Definitely worth your time if you want to know more Black Widow and enjoy a classic espionage story.
Back in 2010, where the character started to gain a lot of popularity, Marvel wanted to put Natasha on the spotlight and they did just that with The Name of the Rose, another miniseries where we got a great adventure written by Marjorie Liu.
Natasha has gone through a lot of obstacles throughout the years, overcoming great odds and defeating some of the most dangerous enemies of the entire Marvel Universe, but someone in this story has tried to kill her and almost succeeded, leaving her massively injured and on the brink of falling apart. Now she has to find out who was the person that wanted to kill her and why.
I think it’s fair to say at this point that the best Black Widow stories are the ones where the espionage elements are mixed with some mystery, thus making for a very interesting combination that keeps reader curious as they carry on reading. Liu does exactly that and The Name of the Rose shows some of the best moments in Natasha’s history and one of the strongest miniseries in Marvel’s recent catalog.
Daniel Acuña does a serviceable job in the art department, although his style is not a personal preference of mine; it doesn’t do it for me because I prefer someone who doesn’t rely so much on the digital side of things–I have to admit that’s a big gripe that I have with many new artists because they have become so dependent on the new digital tendencies. But I digress.
The Name of the Rose is one of the strongest Black Widow stories that you’re going to find out there and it’s worth every single penny you pay for it. Get it.
Devin Grayson is one of those writers that has been sadly forgotten by the mainstream comic book industry and that is truly a shame given that she has produced some very interesting works throughout her career, with her Nightwing run a personal favorite of mine. But it was with Black Widow where she really came into her own and delivered the best story in the character’s long existence, 1999’s The Itsy-Bitsy Spider.
Here we are introduced to Yelena Belova, a young Russian who has gone through the ranks as an assassin and wants to claim the mantle of the Black Widow. Both women are pitted against one another in a battle to determine who is superior and who deserves the mantle.

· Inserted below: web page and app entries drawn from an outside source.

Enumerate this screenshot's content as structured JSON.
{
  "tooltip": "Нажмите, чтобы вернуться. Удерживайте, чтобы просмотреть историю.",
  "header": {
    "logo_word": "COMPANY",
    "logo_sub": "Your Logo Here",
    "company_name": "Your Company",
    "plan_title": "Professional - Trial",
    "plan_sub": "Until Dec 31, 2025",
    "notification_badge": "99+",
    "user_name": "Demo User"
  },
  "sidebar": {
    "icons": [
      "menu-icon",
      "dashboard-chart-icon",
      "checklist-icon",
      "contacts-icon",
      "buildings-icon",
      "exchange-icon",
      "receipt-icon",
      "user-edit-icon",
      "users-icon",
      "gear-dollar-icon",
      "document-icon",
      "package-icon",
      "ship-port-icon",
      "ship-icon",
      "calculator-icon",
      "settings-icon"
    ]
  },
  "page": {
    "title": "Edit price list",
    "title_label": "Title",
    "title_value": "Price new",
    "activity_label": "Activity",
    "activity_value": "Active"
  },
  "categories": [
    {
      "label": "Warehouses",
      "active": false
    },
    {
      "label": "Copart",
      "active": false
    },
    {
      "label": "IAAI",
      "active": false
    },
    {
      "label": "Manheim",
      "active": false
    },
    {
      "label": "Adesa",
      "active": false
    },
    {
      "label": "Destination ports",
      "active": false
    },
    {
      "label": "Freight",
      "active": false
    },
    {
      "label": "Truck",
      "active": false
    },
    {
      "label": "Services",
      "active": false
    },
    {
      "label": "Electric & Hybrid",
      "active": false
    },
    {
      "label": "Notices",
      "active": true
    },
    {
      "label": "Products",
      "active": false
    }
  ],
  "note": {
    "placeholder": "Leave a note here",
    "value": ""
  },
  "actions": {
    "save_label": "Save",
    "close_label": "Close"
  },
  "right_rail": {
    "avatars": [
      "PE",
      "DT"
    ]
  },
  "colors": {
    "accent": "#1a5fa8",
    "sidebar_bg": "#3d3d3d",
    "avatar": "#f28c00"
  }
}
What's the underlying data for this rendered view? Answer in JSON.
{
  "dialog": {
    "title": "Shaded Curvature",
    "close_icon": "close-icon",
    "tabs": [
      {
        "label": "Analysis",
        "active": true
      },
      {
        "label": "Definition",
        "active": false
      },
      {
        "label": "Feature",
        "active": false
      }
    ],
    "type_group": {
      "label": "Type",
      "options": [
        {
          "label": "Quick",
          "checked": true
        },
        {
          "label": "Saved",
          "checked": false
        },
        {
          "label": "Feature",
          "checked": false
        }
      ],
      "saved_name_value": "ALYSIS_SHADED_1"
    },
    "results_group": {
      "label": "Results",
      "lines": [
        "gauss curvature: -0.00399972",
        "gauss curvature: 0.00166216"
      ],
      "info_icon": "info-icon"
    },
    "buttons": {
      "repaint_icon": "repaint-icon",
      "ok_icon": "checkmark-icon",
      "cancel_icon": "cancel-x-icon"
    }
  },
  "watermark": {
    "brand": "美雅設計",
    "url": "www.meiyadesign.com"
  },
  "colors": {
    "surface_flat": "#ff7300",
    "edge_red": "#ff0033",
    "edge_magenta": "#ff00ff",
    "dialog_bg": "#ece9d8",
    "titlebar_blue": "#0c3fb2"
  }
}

One of my favorite aspects about this story is that it shows how far Natasha has gone since her early days serving Soviet Communists and how much of a difference there is compared to the young, almost naïve Yelena. It’s a true testament to the character’s development throughout the years and also an interesting analysis of what it means to be the Black Widow.
J.G. Jones is the artist in this story and I have to say that I’m a sucker of his work. Art in comics during the late 90s was certainly a poor period in terms of quality with too much emphasis on the cartoonish side of things, but Jones here has managed to pull off some really interesting stuff and it fits quite well with the mood that Grayson has set up.
You can’t go wrong with The Itsy-Bitsy Spider, if I’m perfectly honest with you. This was a time where Marvel was starting to rebuild itself after a long period of inconsistency in the 90s and this miniseries is definitely one of the highlights of that particular period.
This is one book that won’t get you dissapointed to get to know the Black Widow before the movie.
Overall, Black Widow is a very interesting and yet underrated character in the comics, with a lot of different stories that explore a side of the Marvel Universe that perhaps doesn’t get as much attention as it deserves. Regardless, all these stories are a great starting point to get to know who the Black Widow really is, and you should check them out.
As always… keep reading good comics!